Dakgalbi is delicious, and if done right can be warming, spicy, and the epitome of comfort food. It surfaced in the 1960's as a food to accompany drinking, as many famous Korean dishes do. It originally sprung up as an alternative to pork ribs which had become scarce due to a pork shortage. In the early days chicken was grilled atop a small grill on the table as is the custom with samgipsal (BBQ) and this is still available today, if you chose this option.
In the 1970's the bull pan was brought in, as were vegetables, tteok (that delicious soft and chewy rice cake) and hot pepper paste.
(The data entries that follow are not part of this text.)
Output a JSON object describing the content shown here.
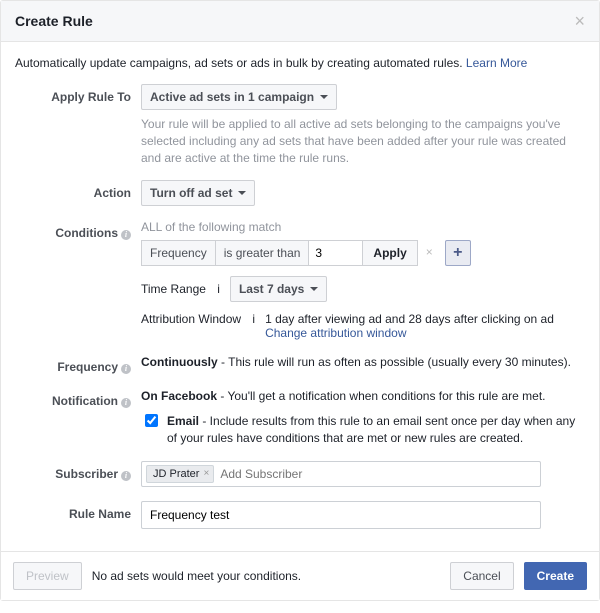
{
  "header": {
    "title": "Create Rule"
  },
  "intro": {
    "text": "Automatically update campaigns, ad sets or ads in bulk by creating automated rules. ",
    "link": "Learn More"
  },
  "labels": {
    "applyRuleTo": "Apply Rule To",
    "action": "Action",
    "conditions": "Conditions",
    "frequency": "Frequency",
    "notification": "Notification",
    "subscriber": "Subscriber",
    "ruleName": "Rule Name"
  },
  "applyRuleTo": {
    "value": "Active ad sets in 1 campaign",
    "hint": "Your rule will be applied to all active ad sets belonging to the campaigns you've selected including any ad sets that have been added after your rule was created and are active at the time the rule runs."
  },
  "action": {
    "value": "Turn off ad set"
  },
  "conditions": {
    "allMatch": "ALL of the following match",
    "metric": "Frequency",
    "operator": "is greater than",
    "threshold": "3",
    "applyBtn": "Apply",
    "timeRangeLabel": "Time Range",
    "timeRangeValue": "Last 7 days",
    "attribLabel": "Attribution Window",
    "attribText": "1 day after viewing ad and 28 days after clicking on ad",
    "attribLink": "Change attribution window"
  },
  "frequency": {
    "label": "Continuously",
    "desc": " - This rule will run as often as possible (usually every 30 minutes)."
  },
  "notification": {
    "label": "On Facebook",
    "desc": " - You'll get a notification when conditions for this rule are met.",
    "emailLabel": "Email",
    "emailDesc": " - Include results from this rule to an email sent once per day when any of your rules have conditions that are met or new rules are created."
  },
  "subscriber": {
    "token": "JD Prater",
    "placeholder": "Add Subscriber"
  },
  "ruleName": {
    "value": "Frequency test"
  },
  "footer": {
    "preview": "Preview",
    "message": "No ad sets would meet your conditions.",
    "cancel": "Cancel",
    "create": "Create"
  }
}
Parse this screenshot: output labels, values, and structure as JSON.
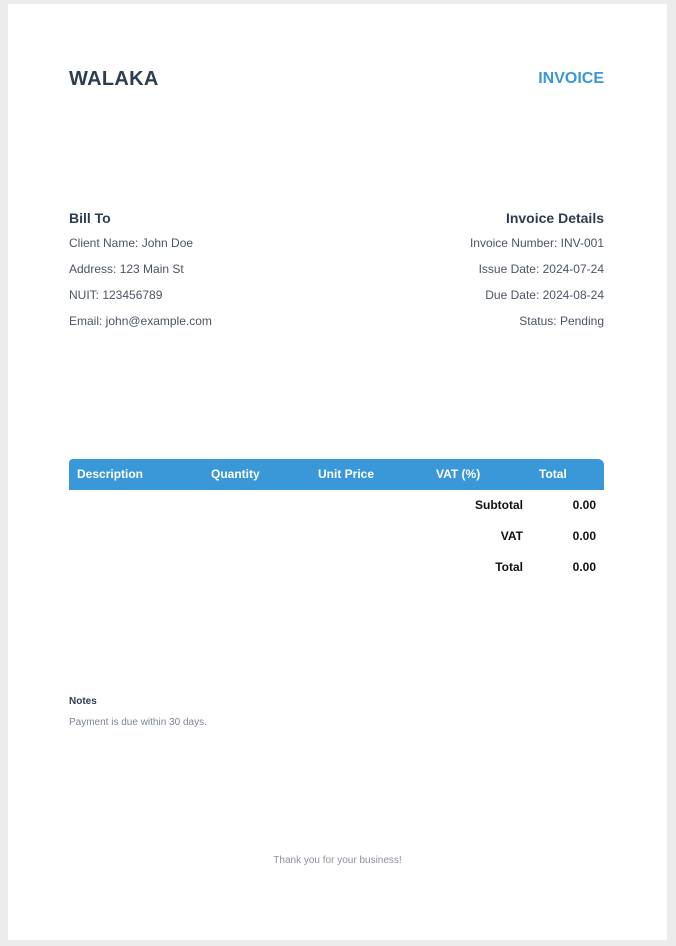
{
  "header": {
    "company": "WALAKA",
    "document_type": "INVOICE"
  },
  "bill_to": {
    "title": "Bill To",
    "client_name": "Client Name: John Doe",
    "address": "Address: 123 Main St",
    "nuit": "NUIT: 123456789",
    "email": "Email: john@example.com"
  },
  "invoice_details": {
    "title": "Invoice Details",
    "number": "Invoice Number: INV-001",
    "issue_date": "Issue Date: 2024-07-24",
    "due_date": "Due Date: 2024-08-24",
    "status": "Status: Pending"
  },
  "table": {
    "columns": [
      "Description",
      "Quantity",
      "Unit Price",
      "VAT (%)",
      "Total"
    ],
    "rows": []
  },
  "totals": {
    "subtotal_label": "Subtotal",
    "subtotal_value": "0.00",
    "vat_label": "VAT",
    "vat_value": "0.00",
    "total_label": "Total",
    "total_value": "0.00"
  },
  "notes": {
    "title": "Notes",
    "text": "Payment is due within 30 days."
  },
  "footer": {
    "text": "Thank you for your business!"
  },
  "colors": {
    "accent": "#3a97d8",
    "heading": "#2c3e50"
  }
}
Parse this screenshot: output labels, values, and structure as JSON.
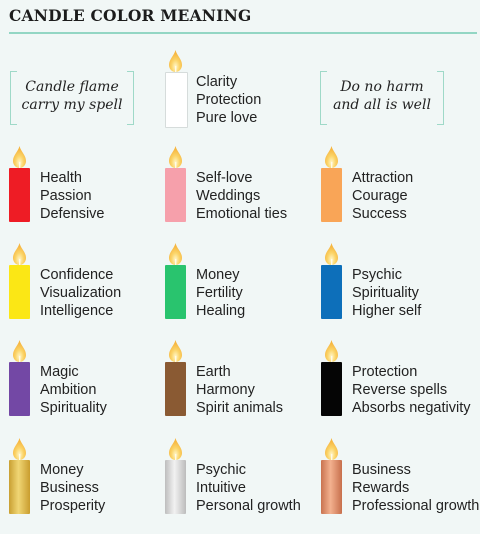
{
  "title": "CANDLE COLOR MEANING",
  "quotes": [
    {
      "line1": "Candle flame",
      "line2": "carry my spell"
    },
    {
      "line1": "Do no harm",
      "line2": "and all is well"
    }
  ],
  "candles": [
    {
      "color_name": "white",
      "color": "#ffffff",
      "meanings": [
        "Clarity",
        "Protection",
        "Pure love"
      ]
    },
    {
      "color_name": "red",
      "color": "#ee1c25",
      "meanings": [
        "Health",
        "Passion",
        "Defensive"
      ]
    },
    {
      "color_name": "pink",
      "color": "#f6a0ab",
      "meanings": [
        "Self-love",
        "Weddings",
        "Emotional ties"
      ]
    },
    {
      "color_name": "orange",
      "color": "#f9a557",
      "meanings": [
        "Attraction",
        "Courage",
        "Success"
      ]
    },
    {
      "color_name": "yellow",
      "color": "#fbe715",
      "meanings": [
        "Confidence",
        "Visualization",
        "Intelligence"
      ]
    },
    {
      "color_name": "green",
      "color": "#29c46e",
      "meanings": [
        "Money",
        "Fertility",
        "Healing"
      ]
    },
    {
      "color_name": "blue",
      "color": "#0d6fba",
      "meanings": [
        "Psychic",
        "Spirituality",
        "Higher self"
      ]
    },
    {
      "color_name": "purple",
      "color": "#7348a5",
      "meanings": [
        "Magic",
        "Ambition",
        "Spirituality"
      ]
    },
    {
      "color_name": "brown",
      "color": "#8a5a33",
      "meanings": [
        "Earth",
        "Harmony",
        "Spirit animals"
      ]
    },
    {
      "color_name": "black",
      "color": "#050505",
      "meanings": [
        "Protection",
        "Reverse spells",
        "Absorbs negativity"
      ]
    },
    {
      "color_name": "gold",
      "color": "#d9b53e",
      "meanings": [
        "Money",
        "Business",
        "Prosperity"
      ]
    },
    {
      "color_name": "silver",
      "color": "#d3d3d3",
      "meanings": [
        "Psychic",
        "Intuitive",
        "Personal growth"
      ]
    },
    {
      "color_name": "copper",
      "color": "#db8b65",
      "meanings": [
        "Business",
        "Rewards",
        "Professional growth"
      ]
    }
  ]
}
Today you can enjoy the meal covered in cheese if your wish. And no serving of dakgalbi is complete without bokeumbap, steamed rice with dried seaweed mixed together with the left overs of the dakgalbi. It is said that instead of a dessert stomach, Korean's have a bokeumbap stomach. I would believe it. At some places you can even get cheese bokeumbap.
What sets Chuncheon dakgalbi aside from the rest is the freshness and the harmony of flavour, after all they have been serving it up for a long time.
Where to find the best:
It's no surprise that the best dakgalbi, in our opinions, is in Chuncheon. Go to Myeongdong Dakgalbi street, Chuncheon - there you will find a plethora of dakgalbi shops.
Price will differ on location, type and inclusions. But you should expect to pay around W13,000 - W15,000 per person, and an additional W2,000 per person for bokembap. Cheese will always cost extra.
How to get to Chuncehon:
Take the metro, or ITX from Yongsan station. Get off at Chuncheon station and you can easily walk to dakgalbi street. A ticket on the ITX will cost W7,400 and will take around an hour.